Such type of language or system where everything is represented in the form of a series of 0s and 1s is called Binary Number System.
What is Binary Number System
A binary number system, in mathematics, is a positional numeral system employing 2 as the base and so requiring only two different symbols for its digits, 0 and 1, instead of the usual 10 different symbols needed in the decimal system. The numbers from 0 to 10 are thus in binary 0, 1, 10, 11, 100, 101, 110, 111, 1000, 1001, and 1010.
Why Do Computers Use Binary
So you may be thinking, “why only 0 and 1? Couldn’t you just add another digit?” Let’s look into the answer to this question.
Every information in your computer is an electrical signal, and in the early days of computing, electrical signals were much harder to measure and control very precisely. It made more sense to only distinguish between an “ON” state—represented by a negative charge—and an “OFF” state—represented by a positive charge.
Why “OFF” state is represented by a positive charge? It’s because electrons have a negative charge—more electrons mean more current with a negative charge.
Bits and Bytes
So computers work by manipulating 1s and 0s. These are BInary digiT or bit for short. Single bits are too small to be much use, so they are grouped together into units of 8 bits. Each 8-bit unit is called a byte. A byte is a basic unit that is passed around the computer, often in groups. Because of this the number 8 and its multiples have become important in computing. And that’s why a computer’s memory is measured in terms of bytes.
1 Kilobyte (KB) = 1024 Bytes
1 Megabyte (MB) = 1024 Kilobytes
1 Gigabyte (GB) = 1024 Megabytes
1 Terabyte (TB) = 1024 Gigabytes
Why 1 Byte is 8 Bits
To understand this, let’s see how many patterns we can create using 1 bit, 2 bits, 3 bits, and so on.
|Number of Bits||Number of patterns|
|1||21 = 2|
|2||22 = 4|
|3||23 = 8|
|4||24 = 16|
|5||25 = 32|
|6||26 = 64|
|7||27 = 128|
|8||28 = 256|
When computers were designed initially, it was thought that 256 patterns or symbols are enough to represent the data.

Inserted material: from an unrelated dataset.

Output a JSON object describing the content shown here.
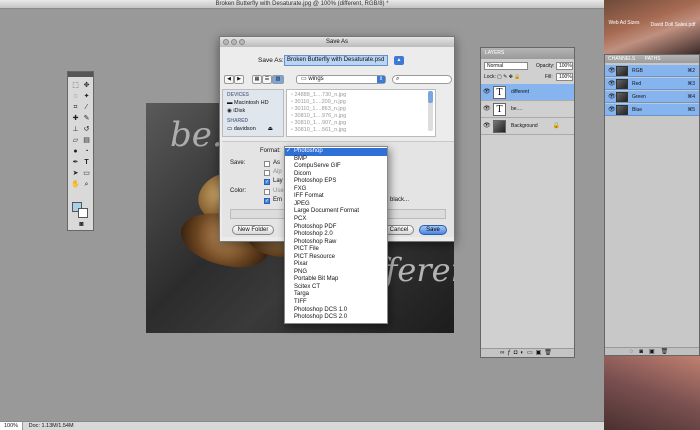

That’s how 1 byte was defined as a group of 8 bits.
Why 1 Kilo = 1024 in Computers
Generally 1 kilo = 1000, like 1 kilogram = 1000 gram, 1 kilometre = 1000 metre or 1 kilolitre = 1000 litre. But why in computers 1 kilo = 1024?
In our daily math we use metric system where the units are represented as powers of 10
100 = 1, 101 = 10, 102 = 100, 103 = 1000 = 1 Kilo
And, higher units as 106 = 103 Kilo = 1 Mega; 109 = 103 Mega = 1 Giga and so on.
As discussed above, in computers we use a binary number system and hence units are measured as powers of 2.
20 = 1, 21 = 2, 22 = 4, 23 = 8, …, 210 = 1024.
Since 1024 is very close to 1000 (1 kilo), 1024 is taken as 1 kilo in computers.
Bytes and Characters
In computer science, a character is a display unit of information equivalent to one alphabetic letter or symbol. This relies on the general definition of a character as a single unit of written speech.
A universal system for characters has been developed by ASCII (American Standard Code for Information Interchange). Individual ASCII characters require one byte, or eight bits, of data storage.
Some of the characters and their ASCII codes are: